* DESCRIPTION OF THE TASK: Output the data as it stands. Each line must match exactly.

--- RECORDS ---

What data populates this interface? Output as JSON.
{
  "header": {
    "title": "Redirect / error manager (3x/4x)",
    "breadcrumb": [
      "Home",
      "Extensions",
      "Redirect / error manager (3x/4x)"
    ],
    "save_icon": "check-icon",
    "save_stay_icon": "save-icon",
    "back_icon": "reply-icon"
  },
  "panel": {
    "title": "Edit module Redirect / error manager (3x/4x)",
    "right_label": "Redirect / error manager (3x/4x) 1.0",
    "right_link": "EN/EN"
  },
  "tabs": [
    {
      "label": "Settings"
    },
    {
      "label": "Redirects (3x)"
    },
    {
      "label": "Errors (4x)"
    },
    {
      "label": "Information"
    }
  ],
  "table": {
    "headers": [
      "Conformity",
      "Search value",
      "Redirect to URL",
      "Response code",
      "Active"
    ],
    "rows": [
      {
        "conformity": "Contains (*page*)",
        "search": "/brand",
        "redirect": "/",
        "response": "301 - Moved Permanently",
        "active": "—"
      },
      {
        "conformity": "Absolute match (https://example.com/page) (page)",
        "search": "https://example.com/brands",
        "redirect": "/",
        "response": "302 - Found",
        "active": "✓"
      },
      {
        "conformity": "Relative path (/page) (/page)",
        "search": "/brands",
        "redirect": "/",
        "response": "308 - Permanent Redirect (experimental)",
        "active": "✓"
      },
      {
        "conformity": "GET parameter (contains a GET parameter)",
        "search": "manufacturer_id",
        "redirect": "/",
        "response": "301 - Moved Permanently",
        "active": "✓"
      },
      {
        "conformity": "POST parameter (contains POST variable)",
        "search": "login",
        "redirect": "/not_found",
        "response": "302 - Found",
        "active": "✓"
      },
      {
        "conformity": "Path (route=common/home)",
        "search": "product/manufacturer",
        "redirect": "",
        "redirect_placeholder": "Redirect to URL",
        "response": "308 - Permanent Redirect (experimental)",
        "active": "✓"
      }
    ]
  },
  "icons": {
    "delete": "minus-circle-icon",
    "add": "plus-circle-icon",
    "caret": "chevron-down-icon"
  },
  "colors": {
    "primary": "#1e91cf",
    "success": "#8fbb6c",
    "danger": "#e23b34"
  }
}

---

* TASK RESPONSE:
What data populates this interface? Output as JSON.
{
  "header": {
    "title": "Redirect / error manager (3x/4x)",
    "breadcrumb": [
      "Home",
      "Extensions",
      "Redirect / error manager (3x/4x)"
    ],
    "save_icon": "check-icon",
    "save_stay_icon": "save-icon",
    "back_icon": "reply-icon"
  },
  "panel": {
    "title": "Edit module Redirect / error manager (3x/4x)",
    "right_label": "Redirect / error manager (3x/4x) 1.0",
    "right_link": "EN/EN"
  },
  "tabs": [
    {
      "label": "Settings"
    },
    {
      "label": "Redirects (3x)"
    },
    {
      "label": "Errors (4x)"
    },
    {
      "label": "Information"
    }
  ],
  "table": {
    "headers": [
      "Conformity",
      "Search value",
      "Redirect to URL",
      "Response code",
      "Active"
    ],
    "rows": [
      {
        "conformity": "Contains (*page*)",
        "search": "/brand",
        "redirect": "/",
        "response": "301 - Moved Permanently",
        "active": "—"
      },
      {
        "conformity": "Absolute match (https://example.com/page) (page)",
        "search": "https://example.com/brands",
        "redirect": "/",
        "response": "302 - Found",
        "active": "✓"
      },
      {
        "conformity": "Relative path (/page) (/page)",
        "search": "/brands",
        "redirect": "/",
        "response": "308 - Permanent Redirect (experimental)",
        "active": "✓"
      },
      {
        "conformity": "GET parameter (contains a GET parameter)",
        "search": "manufacturer_id",
        "redirect": "/",
        "response": "301 - Moved Permanently",
        "active": "✓"
      },
      {
        "conformity": "POST parameter (contains POST variable)",
        "search": "login",
        "redirect": "/not_found",
        "response": "302 - Found",
        "active": "✓"
      },
      {
        "conformity": "Path (route=common/home)",
        "search": "product/manufacturer",
        "redirect": "",
        "redirect_placeholder": "Redirect to URL",
        "response": "308 - Permanent Redirect (experimental)",
        "active": "✓"
      }
    ]
  },
  "icons": {
    "delete": "minus-circle-icon",
    "add": "plus-circle-icon",
    "caret": "chevron-down-icon"
  },
  "colors": {
    "primary": "#1e91cf",
    "success": "#8fbb6c",
    "danger": "#e23b34"
  }
}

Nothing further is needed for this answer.